However, those seemingly petty nuisances can have fatal consequences in an ecosystem that is teeming with sea life. Take what happened yesterday near South Padre Island, when a team from SeaWorld San Antonio, SeaWorld Orlando and the Texas Marine Mammal Stranding Network were finally able to capture a dolphin who has been tangled in three pounds of monofilament fishing line, lead weights, hooks and other fishing gear for weeks, likely saving the cetacean's life.
Scarlet Colley, a longtime Port Isabel resident who has monitored the pod of dolphins that live around South Padre Island for two decades, first spotted the endangered dolphin, who has been named Tango, a few weeks ago. "Every day we see her slowly moving around begging for fish from fishing boats until she can be rescued as fishing on her own is difficult for her to move around," Colley wrote on a gofundme page set up to raise cash for the Texas Marine Mammal Stranding Network's effort to save Tango.

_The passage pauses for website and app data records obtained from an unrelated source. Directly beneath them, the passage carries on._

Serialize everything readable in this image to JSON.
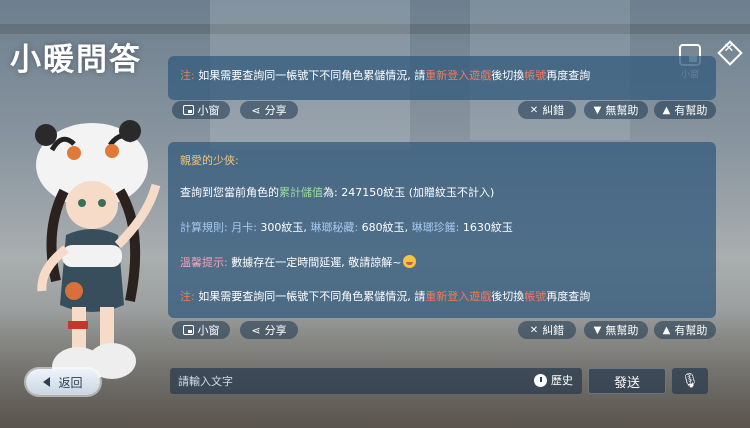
{
  "app": {
    "title": "小暖問答"
  },
  "topbar": {
    "mini_label": "小窗",
    "close_icon": "close-diamond-icon"
  },
  "cards": [
    {
      "lines": [
        [
          {
            "t": "注:",
            "c": "red"
          },
          {
            "t": " 如果需要查詢同一帳號下不同角色累儲情況, 請"
          },
          {
            "t": "重新登入遊戲",
            "c": "red"
          },
          {
            "t": "後切換"
          },
          {
            "t": "帳號",
            "c": "red"
          },
          {
            "t": "再度查詢"
          }
        ]
      ],
      "actions": {
        "mini": "小窗",
        "share": "分享",
        "report": "糾錯",
        "unhelpful": "無幫助",
        "helpful": "有幫助"
      }
    },
    {
      "lines": [
        [
          {
            "t": "親愛的少俠:",
            "c": "gold"
          }
        ],
        [
          {
            "t": "查詢到您當前角色的"
          },
          {
            "t": "累計儲值",
            "c": "green"
          },
          {
            "t": "為: 247150紋玉 (加贈紋玉不計入)"
          }
        ],
        [
          {
            "t": "計算規則:",
            "c": "blue"
          },
          {
            "t": " 月卡:",
            "c": "blue"
          },
          {
            "t": " 300紋玉,"
          },
          {
            "t": " 琳瑯秘藏:",
            "c": "blue"
          },
          {
            "t": " 680紋玉,"
          },
          {
            "t": " 琳瑯珍饈:",
            "c": "blue"
          },
          {
            "t": " 1630紋玉"
          }
        ],
        [
          {
            "t": "溫馨提示:",
            "c": "pink"
          },
          {
            "t": " 數據存在一定時間延遲, 敬請諒解~"
          },
          {
            "t": "",
            "c": "emoji"
          }
        ],
        [
          {
            "t": "注:",
            "c": "red"
          },
          {
            "t": " 如果需要查詢同一帳號下不同角色累儲情況, 請"
          },
          {
            "t": "重新登入遊戲",
            "c": "red"
          },
          {
            "t": "後切換"
          },
          {
            "t": "帳號",
            "c": "red"
          },
          {
            "t": "再度查詢"
          }
        ]
      ],
      "actions": {
        "mini": "小窗",
        "share": "分享",
        "report": "糾錯",
        "unhelpful": "無幫助",
        "helpful": "有幫助"
      }
    }
  ],
  "bottom": {
    "back_label": "返回",
    "input_placeholder": "請輸入文字",
    "history_label": "歷史",
    "send_label": "發送",
    "mic_icon": "microphone-icon"
  }
}
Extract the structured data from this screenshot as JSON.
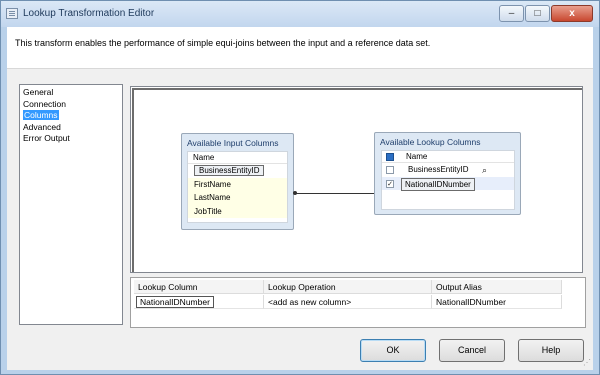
{
  "window": {
    "title": "Lookup Transformation Editor",
    "minimize_glyph": "–",
    "maximize_glyph": "□",
    "close_glyph": "x"
  },
  "description": "This transform enables the performance of simple equi-joins between the input and a reference data set.",
  "nav": {
    "items": [
      {
        "label": "General"
      },
      {
        "label": "Connection"
      },
      {
        "label": "Columns",
        "selected": true
      },
      {
        "label": "Advanced"
      },
      {
        "label": "Error Output"
      }
    ]
  },
  "input_columns": {
    "title": "Available Input Columns",
    "header": "Name",
    "rows": [
      "BusinessEntityID",
      "FirstName",
      "LastName",
      "JobTitle"
    ]
  },
  "lookup_columns": {
    "title": "Available Lookup Columns",
    "header": "Name",
    "rows": [
      {
        "label": "BusinessEntityID",
        "checked": false,
        "check_glyph": ""
      },
      {
        "label": "NationalIDNumber",
        "checked": true,
        "check_glyph": "✓"
      }
    ],
    "search_icon": "magnifier-icon"
  },
  "grid": {
    "headers": [
      "Lookup Column",
      "Lookup Operation",
      "Output Alias"
    ],
    "rows": [
      [
        "NationalIDNumber",
        "<add as new column>",
        "NationalIDNumber"
      ]
    ]
  },
  "buttons": {
    "ok": "OK",
    "cancel": "Cancel",
    "help": "Help"
  },
  "colors": {
    "titlebar": "#c2d6ee",
    "selection": "#3399ff",
    "column_box": "#dde8f4"
  }
}
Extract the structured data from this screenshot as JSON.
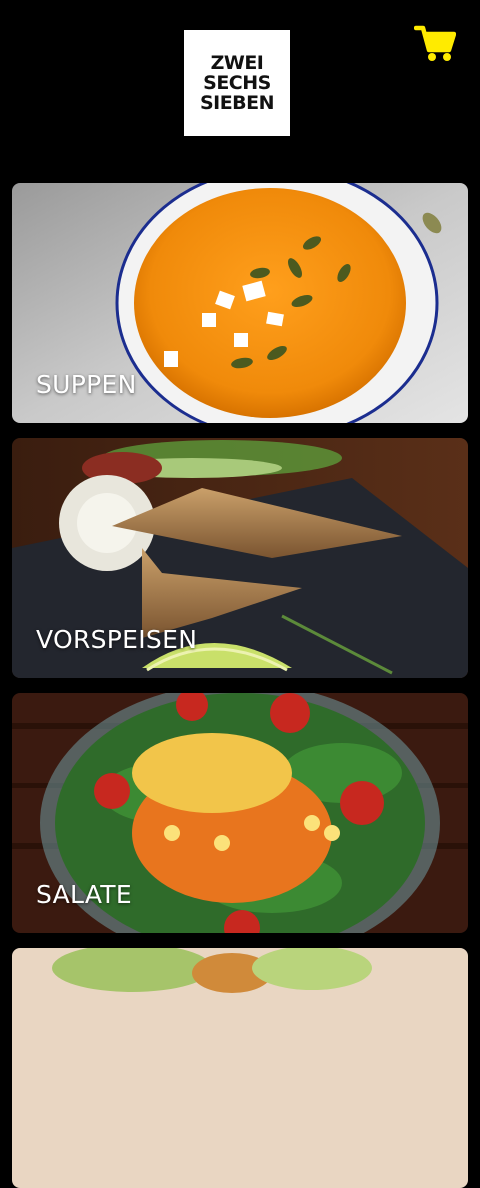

Feeding dolphins is extremely dangerous for the species because they are incredibly intelligent and learn to associate people with food, placing them in danger of boats and fishing gear. And rescuing the tangled Tango was no easy feat. "This will involve bringing in boats, vets and rescue specialists," Colley wrote. "Your donation will help cover the costs to save Tango as boats have to be brought in from as far away as Florida that specialize in safe marine mammal rescues."
The efforts paid off. The team was able to catch Tango, remove the fishing gear, provide medical care and return it back to the wild all on Monday morning. "Tango has become a bit of a local celebrity as the community pulled together on his behalf but it will be important that the dolphin be left to feed naturally in the wild and not fed by humans," the Texas Marine Mammal Stranding Network wrote on Facebook.
And the more than $5,000 Colley raised, two grand passed her goal, will likely help other dolphins who find themselves in dangerous circumstances. "This money not only helped Tango but the many other dolphins that the Texas Marine Mammal Stranding Network helps to save. Some that require day and night care for weeks and sometimes months," Colley wrote. "Tango was successfully rescued, detangled of many pounds of fishing line and in good enough health to release. This is our third dolphin that they have come to rescue and all are living healthy in the Laguna Madre Bay of South Padre Island."